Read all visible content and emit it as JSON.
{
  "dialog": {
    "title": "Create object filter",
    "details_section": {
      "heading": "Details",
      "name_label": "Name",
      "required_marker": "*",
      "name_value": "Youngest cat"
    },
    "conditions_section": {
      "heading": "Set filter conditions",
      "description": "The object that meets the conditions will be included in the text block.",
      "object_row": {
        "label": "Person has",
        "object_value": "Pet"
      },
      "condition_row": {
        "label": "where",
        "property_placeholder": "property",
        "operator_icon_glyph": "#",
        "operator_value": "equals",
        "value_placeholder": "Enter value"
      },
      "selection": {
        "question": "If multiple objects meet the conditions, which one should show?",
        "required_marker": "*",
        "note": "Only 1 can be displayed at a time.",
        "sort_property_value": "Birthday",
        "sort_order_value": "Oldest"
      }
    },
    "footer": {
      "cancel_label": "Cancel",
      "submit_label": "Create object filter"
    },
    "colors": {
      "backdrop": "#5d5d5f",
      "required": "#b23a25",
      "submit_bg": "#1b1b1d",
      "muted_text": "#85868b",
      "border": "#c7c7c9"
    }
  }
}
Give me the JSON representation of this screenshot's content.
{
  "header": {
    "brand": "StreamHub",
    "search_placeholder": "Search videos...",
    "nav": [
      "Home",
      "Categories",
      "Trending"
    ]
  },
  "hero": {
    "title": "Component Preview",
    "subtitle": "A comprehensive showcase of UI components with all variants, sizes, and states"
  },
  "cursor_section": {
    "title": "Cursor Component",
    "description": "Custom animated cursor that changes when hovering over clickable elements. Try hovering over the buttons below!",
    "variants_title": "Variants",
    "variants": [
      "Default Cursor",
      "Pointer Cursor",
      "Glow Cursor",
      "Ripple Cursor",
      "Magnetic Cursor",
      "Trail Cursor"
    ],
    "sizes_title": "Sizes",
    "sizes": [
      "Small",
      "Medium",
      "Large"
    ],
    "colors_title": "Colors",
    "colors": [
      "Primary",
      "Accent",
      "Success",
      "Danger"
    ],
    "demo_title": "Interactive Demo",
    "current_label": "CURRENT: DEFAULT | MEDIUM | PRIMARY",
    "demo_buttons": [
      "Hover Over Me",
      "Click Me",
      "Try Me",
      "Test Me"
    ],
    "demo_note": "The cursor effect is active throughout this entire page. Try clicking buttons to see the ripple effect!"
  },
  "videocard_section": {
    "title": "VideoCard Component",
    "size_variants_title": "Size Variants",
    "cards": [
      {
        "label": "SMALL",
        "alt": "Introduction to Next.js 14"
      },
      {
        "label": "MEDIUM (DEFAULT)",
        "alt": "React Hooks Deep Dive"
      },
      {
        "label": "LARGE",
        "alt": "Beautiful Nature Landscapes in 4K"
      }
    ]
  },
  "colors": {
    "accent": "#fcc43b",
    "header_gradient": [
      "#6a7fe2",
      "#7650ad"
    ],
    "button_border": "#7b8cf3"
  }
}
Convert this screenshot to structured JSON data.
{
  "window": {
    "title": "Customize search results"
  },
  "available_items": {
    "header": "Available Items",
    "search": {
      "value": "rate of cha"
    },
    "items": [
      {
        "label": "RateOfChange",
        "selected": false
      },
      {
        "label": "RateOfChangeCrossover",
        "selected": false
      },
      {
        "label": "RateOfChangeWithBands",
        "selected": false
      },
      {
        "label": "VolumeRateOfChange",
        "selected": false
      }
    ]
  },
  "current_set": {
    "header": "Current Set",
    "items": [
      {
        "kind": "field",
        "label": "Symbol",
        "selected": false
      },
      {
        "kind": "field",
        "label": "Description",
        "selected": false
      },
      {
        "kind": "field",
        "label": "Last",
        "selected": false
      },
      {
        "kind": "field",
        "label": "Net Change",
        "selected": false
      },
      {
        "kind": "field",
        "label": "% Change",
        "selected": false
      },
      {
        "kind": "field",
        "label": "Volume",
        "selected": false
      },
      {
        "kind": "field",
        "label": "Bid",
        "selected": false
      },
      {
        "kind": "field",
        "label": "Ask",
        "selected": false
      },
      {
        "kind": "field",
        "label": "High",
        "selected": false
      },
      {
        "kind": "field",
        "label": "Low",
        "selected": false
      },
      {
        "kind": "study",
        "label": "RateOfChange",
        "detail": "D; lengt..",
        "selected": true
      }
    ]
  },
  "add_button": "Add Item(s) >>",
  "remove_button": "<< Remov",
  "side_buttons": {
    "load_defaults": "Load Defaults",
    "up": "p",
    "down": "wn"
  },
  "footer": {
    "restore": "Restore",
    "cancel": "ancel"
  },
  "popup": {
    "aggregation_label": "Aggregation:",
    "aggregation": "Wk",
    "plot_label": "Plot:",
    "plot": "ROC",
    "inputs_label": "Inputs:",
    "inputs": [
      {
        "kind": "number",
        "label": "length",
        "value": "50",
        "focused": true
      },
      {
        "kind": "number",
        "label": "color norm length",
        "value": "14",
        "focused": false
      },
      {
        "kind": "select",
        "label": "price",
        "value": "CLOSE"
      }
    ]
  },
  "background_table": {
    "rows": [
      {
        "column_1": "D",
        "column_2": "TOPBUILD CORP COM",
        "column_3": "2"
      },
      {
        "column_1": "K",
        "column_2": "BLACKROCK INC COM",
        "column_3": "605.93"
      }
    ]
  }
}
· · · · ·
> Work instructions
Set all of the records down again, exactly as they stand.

> Exercise response
Read all visible content and emit it as JSON.
{
  "dialog": {
    "title": "Create object filter",
    "details_section": {
      "heading": "Details",
      "name_label": "Name",
      "required_marker": "*",
      "name_value": "Youngest cat"
    },
    "conditions_section": {
      "heading": "Set filter conditions",
      "description": "The object that meets the conditions will be included in the text block.",
      "object_row": {
        "label": "Person has",
        "object_value": "Pet"
      },
      "condition_row": {
        "label": "where",
        "property_placeholder": "property",
        "operator_icon_glyph": "#",
        "operator_value": "equals",
        "value_placeholder": "Enter value"
      },
      "selection": {
        "question": "If multiple objects meet the conditions, which one should show?",
        "required_marker": "*",
        "note": "Only 1 can be displayed at a time.",
        "sort_property_value": "Birthday",
        "sort_order_value": "Oldest"
      }
    },
    "footer": {
      "cancel_label": "Cancel",
      "submit_label": "Create object filter"
    },
    "colors": {
      "backdrop": "#5d5d5f",
      "required": "#b23a25",
      "submit_bg": "#1b1b1d",
      "muted_text": "#85868b",
      "border": "#c7c7c9"
    }
  }
}
Give me the JSON representation of this screenshot's content.
{
  "header": {
    "brand": "StreamHub",
    "search_placeholder": "Search videos...",
    "nav": [
      "Home",
      "Categories",
      "Trending"
    ]
  },
  "hero": {
    "title": "Component Preview",
    "subtitle": "A comprehensive showcase of UI components with all variants, sizes, and states"
  },
  "cursor_section": {
    "title": "Cursor Component",
    "description": "Custom animated cursor that changes when hovering over clickable elements. Try hovering over the buttons below!",
    "variants_title": "Variants",
    "variants": [
      "Default Cursor",
      "Pointer Cursor",
      "Glow Cursor",
      "Ripple Cursor",
      "Magnetic Cursor",
      "Trail Cursor"
    ],
    "sizes_title": "Sizes",
    "sizes": [
      "Small",
      "Medium",
      "Large"
    ],
    "colors_title": "Colors",
    "colors": [
      "Primary",
      "Accent",
      "Success",
      "Danger"
    ],
    "demo_title": "Interactive Demo",
    "current_label": "CURRENT: DEFAULT | MEDIUM | PRIMARY",
    "demo_buttons": [
      "Hover Over Me",
      "Click Me",
      "Try Me",
      "Test Me"
    ],
    "demo_note": "The cursor effect is active throughout this entire page. Try clicking buttons to see the ripple effect!"
  },
  "videocard_section": {
    "title": "VideoCard Component",
    "size_variants_title": "Size Variants",
    "cards": [
      {
        "label": "SMALL",
        "alt": "Introduction to Next.js 14"
      },
      {
        "label": "MEDIUM (DEFAULT)",
        "alt": "React Hooks Deep Dive"
      },
      {
        "label": "LARGE",
        "alt": "Beautiful Nature Landscapes in 4K"
      }
    ]
  },
  "colors": {
    "accent": "#fcc43b",
    "header_gradient": [
      "#6a7fe2",
      "#7650ad"
    ],
    "button_border": "#7b8cf3"
  }
}
Convert this screenshot to structured JSON data.
{
  "window": {
    "title": "Customize search results"
  },
  "available_items": {
    "header": "Available Items",
    "search": {
      "value": "rate of cha"
    },
    "items": [
      {
        "label": "RateOfChange",
        "selected": false
      },
      {
        "label": "RateOfChangeCrossover",
        "selected": false
      },
      {
        "label": "RateOfChangeWithBands",
        "selected": false
      },
      {
        "label": "VolumeRateOfChange",
        "selected": false
      }
    ]
  },
  "current_set": {
    "header": "Current Set",
    "items": [
      {
        "kind": "field",
        "label": "Symbol",
        "selected": false
      },
      {
        "kind": "field",
        "label": "Description",
        "selected": false
      },
      {
        "kind": "field",
        "label": "Last",
        "selected": false
      },
      {
        "kind": "field",
        "label": "Net Change",
        "selected": false
      },
      {
        "kind": "field",
        "label": "% Change",
        "selected": false
      },
      {
        "kind": "field",
        "label": "Volume",
        "selected": false
      },
      {
        "kind": "field",
        "label": "Bid",
        "selected": false
      },
      {
        "kind": "field",
        "label": "Ask",
        "selected": false
      },
      {
        "kind": "field",
        "label": "High",
        "selected": false
      },
      {
        "kind": "field",
        "label": "Low",
        "selected": false
      },
      {
        "kind": "study",
        "label": "RateOfChange",
        "detail": "D; lengt..",
        "selected": true
      }
    ]
  },
  "add_button": "Add Item(s) >>",
  "remove_button": "<< Remov",
  "side_buttons": {
    "load_defaults": "Load Defaults",
    "up": "p",
    "down": "wn"
  },
  "footer": {
    "restore": "Restore",
    "cancel": "ancel"
  },
  "popup": {
    "aggregation_label": "Aggregation:",
    "aggregation": "Wk",
    "plot_label": "Plot:",
    "plot": "ROC",
    "inputs_label": "Inputs:",
    "inputs": [
      {
        "kind": "number",
        "label": "length",
        "value": "50",
        "focused": true
      },
      {
        "kind": "number",
        "label": "color norm length",
        "value": "14",
        "focused": false
      },
      {
        "kind": "select",
        "label": "price",
        "value": "CLOSE"
      }
    ]
  },
  "background_table": {
    "rows": [
      {
        "column_1": "D",
        "column_2": "TOPBUILD CORP COM",
        "column_3": "2"
      },
      {
        "column_1": "K",
        "column_2": "BLACKROCK INC COM",
        "column_3": "605.93"
      }
    ]
  }
}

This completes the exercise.